In a late night bar near the motel, she listened
to him talk about the town and how things used
to be before the mine shut down; but she saw
also saw the fear in his eyes when he talked
about people’s benefits running out, and how
so many had packed up and left. I never did see
a moving truck, he said, it was like they just
She smiled and took a sip of her
drink to let him know she was listening, but
really she was thinking about the long drive
she had ahead of her in the morning.
When he told her of his plans to start his own
tree farm and get the old lumber mill back up
and running, she thought about her father’s
hands, and his initials that he carved into the
Willow Tree at Persimmon Creek, and promised
herself that when she got home, she would
carve her initials next to his.
For a while she even thought about turning back;
imagining that when she arrived at her apartment
her father would still be alive, and she would call him.
He sounded like he believed it when he said the town
would come out of the recession, and that once
people got back on their feet there would be plenty
of opportunities for those who stayed.
But it was only when her knee brushed against his,
and stayed there, that he could tell she wasn’t
listening–and it was something else she wanted.
How far away do you live? she said.
- Bison Jack
Her Two Cents
Bison Jack’s poetry, which has frequently appeared on the Savannah missed connections feed for over two years, tells stories of quiet desperation and hope.

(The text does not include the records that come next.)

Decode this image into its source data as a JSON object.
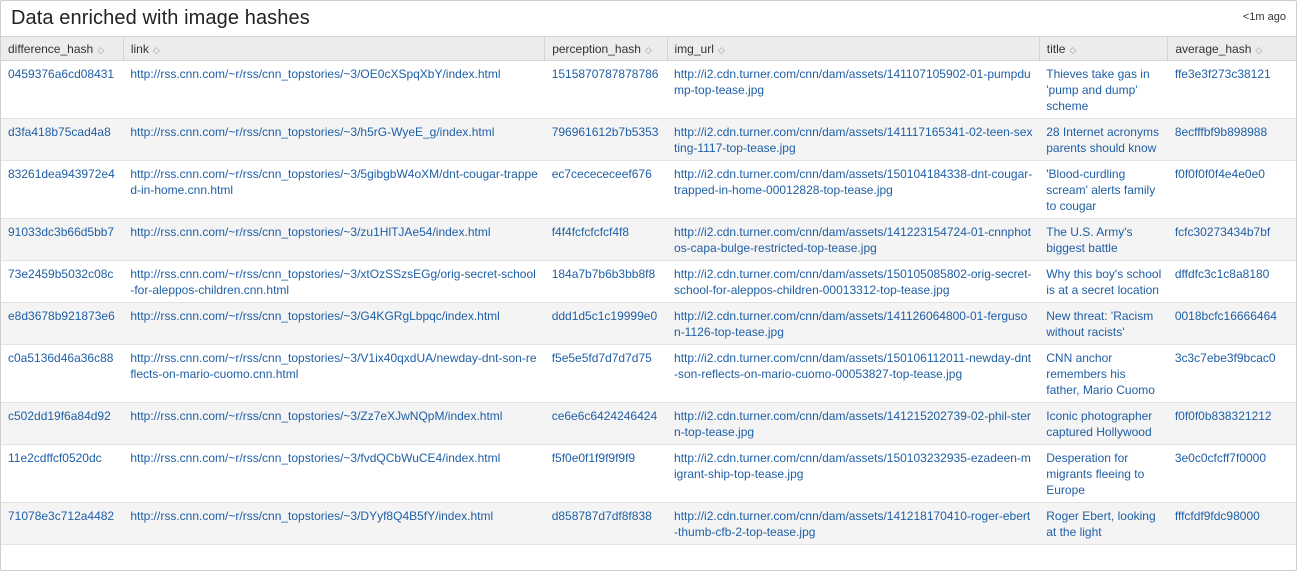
{
  "panel": {
    "title": "Data enriched with image hashes",
    "time": "<1m ago"
  },
  "columns": [
    "difference_hash",
    "link",
    "perception_hash",
    "img_url",
    "title",
    "average_hash"
  ],
  "sort_icon": "sort-icon",
  "rows": [
    {
      "difference_hash": "0459376a6cd08431",
      "link": "http://rss.cnn.com/~r/rss/cnn_topstories/~3/OE0cXSpqXbY/index.html",
      "perception_hash": "1515870787878786",
      "img_url": "http://i2.cdn.turner.com/cnn/dam/assets/141107105902-01-pumpdump-top-tease.jpg",
      "title": "Thieves take gas in 'pump and dump' scheme",
      "average_hash": "ffe3e3f273c38121"
    },
    {
      "difference_hash": "d3fa418b75cad4a8",
      "link": "http://rss.cnn.com/~r/rss/cnn_topstories/~3/h5rG-WyeE_g/index.html",
      "perception_hash": "796961612b7b5353",
      "img_url": "http://i2.cdn.turner.com/cnn/dam/assets/141117165341-02-teen-sexting-1117-top-tease.jpg",
      "title": "28 Internet acronyms parents should know",
      "average_hash": "8ecfffbf9b898988"
    },
    {
      "difference_hash": "83261dea943972e4",
      "link": "http://rss.cnn.com/~r/rss/cnn_topstories/~3/5gibgbW4oXM/dnt-cougar-trapped-in-home.cnn.html",
      "perception_hash": "ec7cecececeef676",
      "img_url": "http://i2.cdn.turner.com/cnn/dam/assets/150104184338-dnt-cougar-trapped-in-home-00012828-top-tease.jpg",
      "title": "'Blood-curdling scream' alerts family to cougar",
      "average_hash": "f0f0f0f0f4e4e0e0"
    },
    {
      "difference_hash": "91033dc3b66d5bb7",
      "link": "http://rss.cnn.com/~r/rss/cnn_topstories/~3/zu1HlTJAe54/index.html",
      "perception_hash": "f4f4fcfcfcfcf4f8",
      "img_url": "http://i2.cdn.turner.com/cnn/dam/assets/141223154724-01-cnnphotos-capa-bulge-restricted-top-tease.jpg",
      "title": "The U.S. Army's biggest battle",
      "average_hash": "fcfc30273434b7bf"
    },
    {
      "difference_hash": "73e2459b5032c08c",
      "link": "http://rss.cnn.com/~r/rss/cnn_topstories/~3/xtOzSSzsEGg/orig-secret-school-for-aleppos-children.cnn.html",
      "perception_hash": "184a7b7b6b3bb8f8",
      "img_url": "http://i2.cdn.turner.com/cnn/dam/assets/150105085802-orig-secret-school-for-aleppos-children-00013312-top-tease.jpg",
      "title": "Why this boy's school is at a secret location",
      "average_hash": "dffdfc3c1c8a8180"
    },
    {
      "difference_hash": "e8d3678b921873e6",
      "link": "http://rss.cnn.com/~r/rss/cnn_topstories/~3/G4KGRgLbpqc/index.html",
      "perception_hash": "ddd1d5c1c19999e0",
      "img_url": "http://i2.cdn.turner.com/cnn/dam/assets/141126064800-01-ferguson-1126-top-tease.jpg",
      "title": "New threat: 'Racism without racists'",
      "average_hash": "0018bcfc16666464"
    },
    {
      "difference_hash": "c0a5136d46a36c88",
      "link": "http://rss.cnn.com/~r/rss/cnn_topstories/~3/V1ix40qxdUA/newday-dnt-son-reflects-on-mario-cuomo.cnn.html",
      "perception_hash": "f5e5e5fd7d7d7d75",
      "img_url": "http://i2.cdn.turner.com/cnn/dam/assets/150106112011-newday-dnt-son-reflects-on-mario-cuomo-00053827-top-tease.jpg",
      "title": "CNN anchor remembers his father, Mario Cuomo",
      "average_hash": "3c3c7ebe3f9bcac0"
    },
    {
      "difference_hash": "c502dd19f6a84d92",
      "link": "http://rss.cnn.com/~r/rss/cnn_topstories/~3/Zz7eXJwNQpM/index.html",
      "perception_hash": "ce6e6c6424246424",
      "img_url": "http://i2.cdn.turner.com/cnn/dam/assets/141215202739-02-phil-stern-top-tease.jpg",
      "title": "Iconic photographer captured Hollywood",
      "average_hash": "f0f0f0b838321212"
    },
    {
      "difference_hash": "11e2cdffcf0520dc",
      "link": "http://rss.cnn.com/~r/rss/cnn_topstories/~3/fvdQCbWuCE4/index.html",
      "perception_hash": "f5f0e0f1f9f9f9f9",
      "img_url": "http://i2.cdn.turner.com/cnn/dam/assets/150103232935-ezadeen-migrant-ship-top-tease.jpg",
      "title": "Desperation for migrants fleeing to Europe",
      "average_hash": "3e0c0cfcff7f0000"
    },
    {
      "difference_hash": "71078e3c712a4482",
      "link": "http://rss.cnn.com/~r/rss/cnn_topstories/~3/DYyf8Q4B5fY/index.html",
      "perception_hash": "d858787d7df8f838",
      "img_url": "http://i2.cdn.turner.com/cnn/dam/assets/141218170410-roger-ebert-thumb-cfb-2-top-tease.jpg",
      "title": "Roger Ebert, looking at the light",
      "average_hash": "fffcfdf9fdc98000"
    }
  ]
}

While the Bison Bar of Jim Nix’s photo illustration is in Ireland, and not Georgia, I’m sure it also has had its share of stories told and listened to.